*** Opening of TASK MATERIAL ***

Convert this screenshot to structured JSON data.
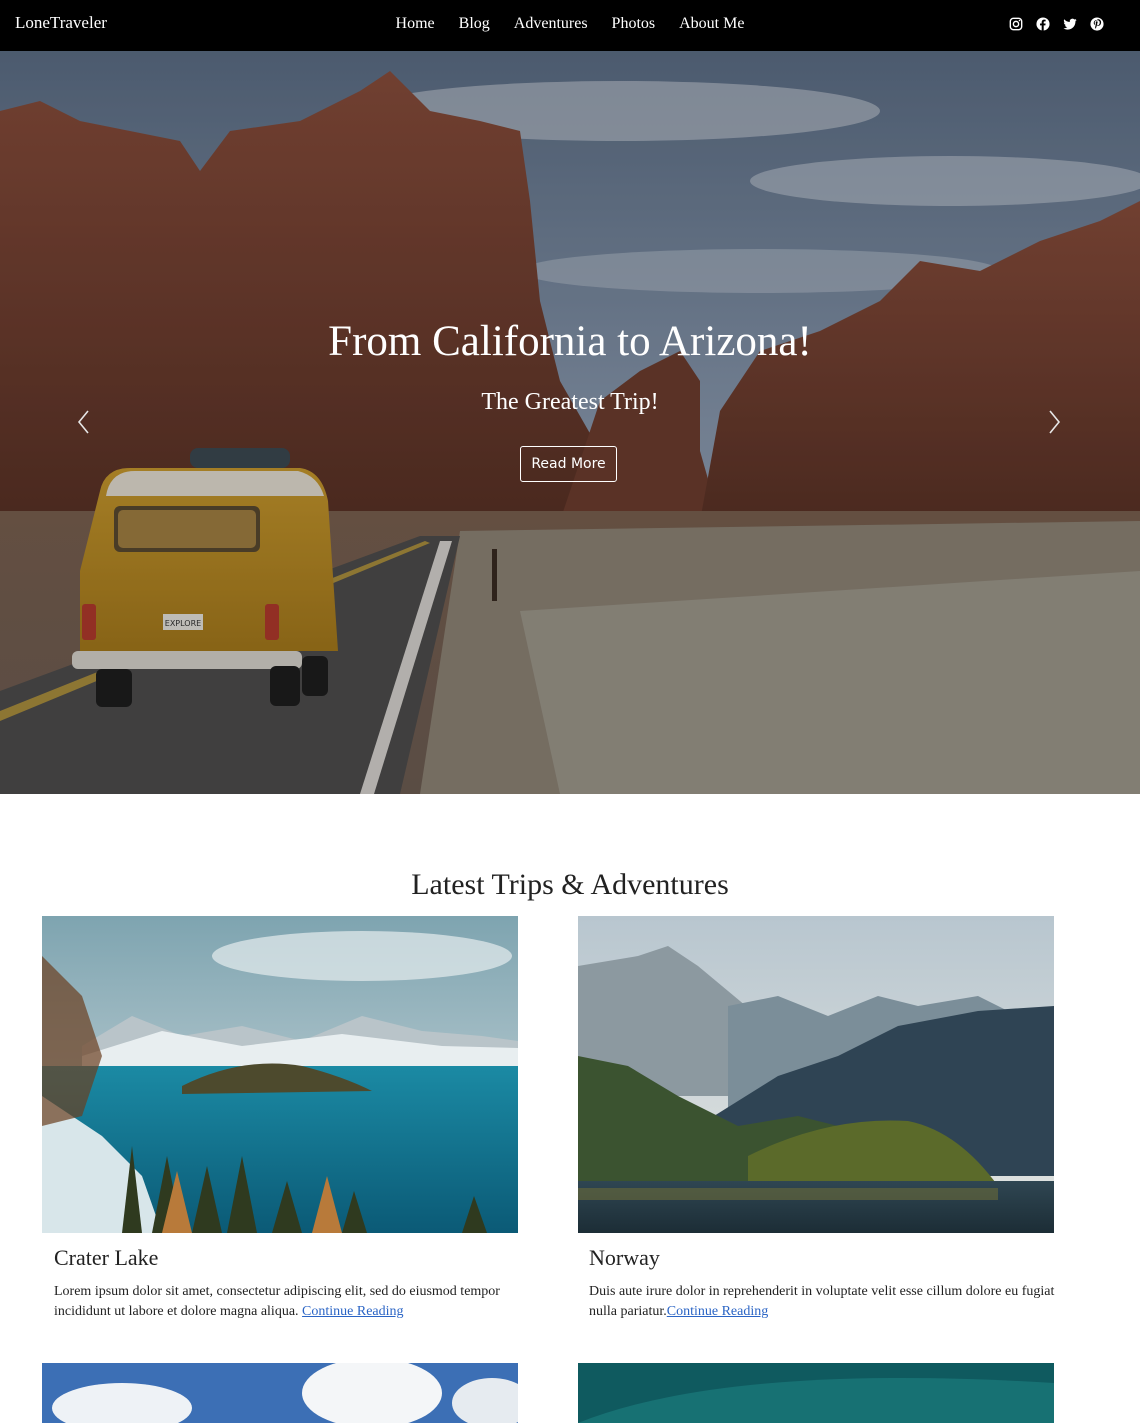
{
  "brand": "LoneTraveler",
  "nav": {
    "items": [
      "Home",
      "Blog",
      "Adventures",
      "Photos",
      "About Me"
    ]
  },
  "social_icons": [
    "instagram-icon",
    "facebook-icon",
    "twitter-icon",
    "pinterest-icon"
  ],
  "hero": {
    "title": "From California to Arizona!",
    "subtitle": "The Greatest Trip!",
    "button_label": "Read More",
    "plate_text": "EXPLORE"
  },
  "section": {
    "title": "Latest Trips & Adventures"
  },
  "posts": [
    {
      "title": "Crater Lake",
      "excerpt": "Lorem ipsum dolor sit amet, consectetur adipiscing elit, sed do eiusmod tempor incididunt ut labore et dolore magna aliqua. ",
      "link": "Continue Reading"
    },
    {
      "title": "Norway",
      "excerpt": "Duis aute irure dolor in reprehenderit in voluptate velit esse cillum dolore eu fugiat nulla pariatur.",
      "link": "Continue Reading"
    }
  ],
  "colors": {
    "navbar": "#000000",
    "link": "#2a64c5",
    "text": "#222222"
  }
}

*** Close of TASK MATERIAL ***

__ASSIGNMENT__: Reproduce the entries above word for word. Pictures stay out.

__THE ANSWER__:
Convert this screenshot to structured JSON data.
{
  "brand": "LoneTraveler",
  "nav": {
    "items": [
      "Home",
      "Blog",
      "Adventures",
      "Photos",
      "About Me"
    ]
  },
  "social_icons": [
    "instagram-icon",
    "facebook-icon",
    "twitter-icon",
    "pinterest-icon"
  ],
  "hero": {
    "title": "From California to Arizona!",
    "subtitle": "The Greatest Trip!",
    "button_label": "Read More",
    "plate_text": "EXPLORE"
  },
  "section": {
    "title": "Latest Trips & Adventures"
  },
  "posts": [
    {
      "title": "Crater Lake",
      "excerpt": "Lorem ipsum dolor sit amet, consectetur adipiscing elit, sed do eiusmod tempor incididunt ut labore et dolore magna aliqua. ",
      "link": "Continue Reading"
    },
    {
      "title": "Norway",
      "excerpt": "Duis aute irure dolor in reprehenderit in voluptate velit esse cillum dolore eu fugiat nulla pariatur.",
      "link": "Continue Reading"
    }
  ],
  "colors": {
    "navbar": "#000000",
    "link": "#2a64c5",
    "text": "#222222"
  }
}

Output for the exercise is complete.